ASSIGNMENT: Out of the listing below, copy every line that carries the string "icon".

DATA FOR ANALYSIS:
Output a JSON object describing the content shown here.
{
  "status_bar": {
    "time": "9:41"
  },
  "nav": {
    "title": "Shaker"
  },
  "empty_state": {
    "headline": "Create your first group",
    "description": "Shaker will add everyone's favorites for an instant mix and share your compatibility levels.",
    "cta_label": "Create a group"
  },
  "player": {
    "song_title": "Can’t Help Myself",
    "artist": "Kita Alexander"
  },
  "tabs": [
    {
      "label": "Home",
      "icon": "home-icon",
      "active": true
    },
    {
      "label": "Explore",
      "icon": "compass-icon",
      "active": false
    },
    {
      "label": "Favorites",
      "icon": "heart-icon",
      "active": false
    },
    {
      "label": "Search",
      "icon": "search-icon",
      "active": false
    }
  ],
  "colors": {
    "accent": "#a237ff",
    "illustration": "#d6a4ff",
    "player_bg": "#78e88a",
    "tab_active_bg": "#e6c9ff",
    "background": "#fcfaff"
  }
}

WORKED SOLUTION:
      "icon": "home-icon",
      "icon": "compass-icon",
      "icon": "heart-icon",
      "icon": "search-icon",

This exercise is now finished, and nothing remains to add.